County sparks debate over ban on dog-walking

Source: Global Times Published: 2020/11/16 16:56:03

Residents in East China's Shanghai Municipality play with dogs raised at a local cafe. The cafe keeps eight Afghan Hound and 12 large dogs. Photo: VCG

A county in Southwest China's Yunnan Province sparked widespread public debate after it banned dog-walking in urban areas in a notice issued on Friday, which regulates that dogs will be put down if found on the street for a third time.

Weixin county officials have begun looking into the regulation after many people questioned the new rule online.

The notice stipulates that residents must have their dogs leashed or kept in captivity.
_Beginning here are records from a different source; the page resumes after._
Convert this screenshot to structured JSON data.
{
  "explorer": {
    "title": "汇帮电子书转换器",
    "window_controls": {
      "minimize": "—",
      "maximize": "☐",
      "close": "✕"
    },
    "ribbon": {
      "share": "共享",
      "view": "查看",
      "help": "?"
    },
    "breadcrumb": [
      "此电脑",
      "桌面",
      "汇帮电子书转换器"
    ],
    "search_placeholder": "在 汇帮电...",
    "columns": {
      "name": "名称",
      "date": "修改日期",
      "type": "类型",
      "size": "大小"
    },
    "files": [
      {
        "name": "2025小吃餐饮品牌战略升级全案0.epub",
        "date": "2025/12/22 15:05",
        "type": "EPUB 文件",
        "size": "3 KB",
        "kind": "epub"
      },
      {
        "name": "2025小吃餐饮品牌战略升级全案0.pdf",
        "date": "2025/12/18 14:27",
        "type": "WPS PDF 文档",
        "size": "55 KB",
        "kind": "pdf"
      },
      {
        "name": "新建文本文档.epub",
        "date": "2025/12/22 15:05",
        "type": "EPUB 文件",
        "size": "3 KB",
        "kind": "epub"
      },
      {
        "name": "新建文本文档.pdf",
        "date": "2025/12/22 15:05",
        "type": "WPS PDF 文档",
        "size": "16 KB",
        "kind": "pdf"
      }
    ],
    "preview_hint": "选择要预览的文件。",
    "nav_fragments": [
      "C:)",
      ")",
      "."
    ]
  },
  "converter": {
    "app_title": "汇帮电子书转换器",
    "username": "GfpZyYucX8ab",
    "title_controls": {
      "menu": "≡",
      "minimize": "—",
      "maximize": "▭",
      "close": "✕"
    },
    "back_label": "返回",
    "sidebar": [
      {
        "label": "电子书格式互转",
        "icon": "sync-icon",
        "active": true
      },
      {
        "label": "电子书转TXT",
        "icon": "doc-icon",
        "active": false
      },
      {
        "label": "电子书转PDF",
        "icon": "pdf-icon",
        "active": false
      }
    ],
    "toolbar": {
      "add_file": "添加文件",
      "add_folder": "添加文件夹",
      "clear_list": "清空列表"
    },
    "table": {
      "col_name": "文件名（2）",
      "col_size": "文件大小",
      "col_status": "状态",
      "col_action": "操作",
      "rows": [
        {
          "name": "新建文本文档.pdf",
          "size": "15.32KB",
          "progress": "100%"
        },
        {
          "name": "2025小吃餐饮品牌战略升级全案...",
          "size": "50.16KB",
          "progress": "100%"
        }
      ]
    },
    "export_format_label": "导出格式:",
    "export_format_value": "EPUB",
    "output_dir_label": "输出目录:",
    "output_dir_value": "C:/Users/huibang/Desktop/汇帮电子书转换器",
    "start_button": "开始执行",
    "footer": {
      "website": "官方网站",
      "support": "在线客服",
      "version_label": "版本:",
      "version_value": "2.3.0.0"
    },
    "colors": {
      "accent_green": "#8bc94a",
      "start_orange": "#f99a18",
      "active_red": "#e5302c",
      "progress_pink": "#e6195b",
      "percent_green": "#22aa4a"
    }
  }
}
According to the notice, anyone found walking a dog will receive a warning for the first offense. For a second offense, the administrative department will impose a fine of between 50 yuan and 200 yuan. If a person is found to be walking a dog for a third time, the local government will contact the public security department to have it put down.

The notice has led to widespread controversy online.

"To prevent cars from hitting people, should we prohibit driving on the highway and lock our cars in the garage? The local government should spend more time on establishing animal protection laws and regulations and strengthening civilized pet laws and regulations," one netizen commented on Sina Weibo, receiving 589 likes.

"Please vigorously punish the people who break the law rather than killing small animals who are innocent," another netizen called.

A senior official from Weixin county told a reporter that the government attaches great importance to public opinions on the regulations for dogs, and was calling for multiple departments to discuss the matter. "City management needs a standard, but everything should be regulated according to the law," said the official.

Some people questioned if the policy is legal and in accordance with the rule of law.

"The national law stipulates that a dog is a citizen's private property, and local regulations cannot overstep the national law to directly destroy a citizen's property," one netizen argued on Weibo.

With the improvement in living standards, more and more families in China are keeping pets. However, incidents of pet dog injuries have occurred frequently in recent years.

An elderly man and a child were seriously injured by two dogs in Dalong Square in Leiyang, Hunan Province, in 2017. In September, an 8-year-old girl was mauled by a big dog in Nanchang, Jiangxi province.

Nearly half (49.2 percent) of dog-owning households have been involved in incidents in which their dogs harassed or attacked other people, and 38.6 percent of respondents have experienced an intrusion or attack by a dog, according to the Minxing District Civilized Dog Network Questionnaire Survey Report released by the National Bureau of Statistics in 2019. 

In Weixin county, there have also been incidents of injuries from dogs, and the public security department is said to be concerned about this issue. "We respect dog owners and dog lovers, but they should not hurt others. We have had cases of children being bitten by dogs here, and it is an issue that needs to be regulated by all parties," the officer told a reporter.

Posted in: SOCIETY

blog comments powered by Disqus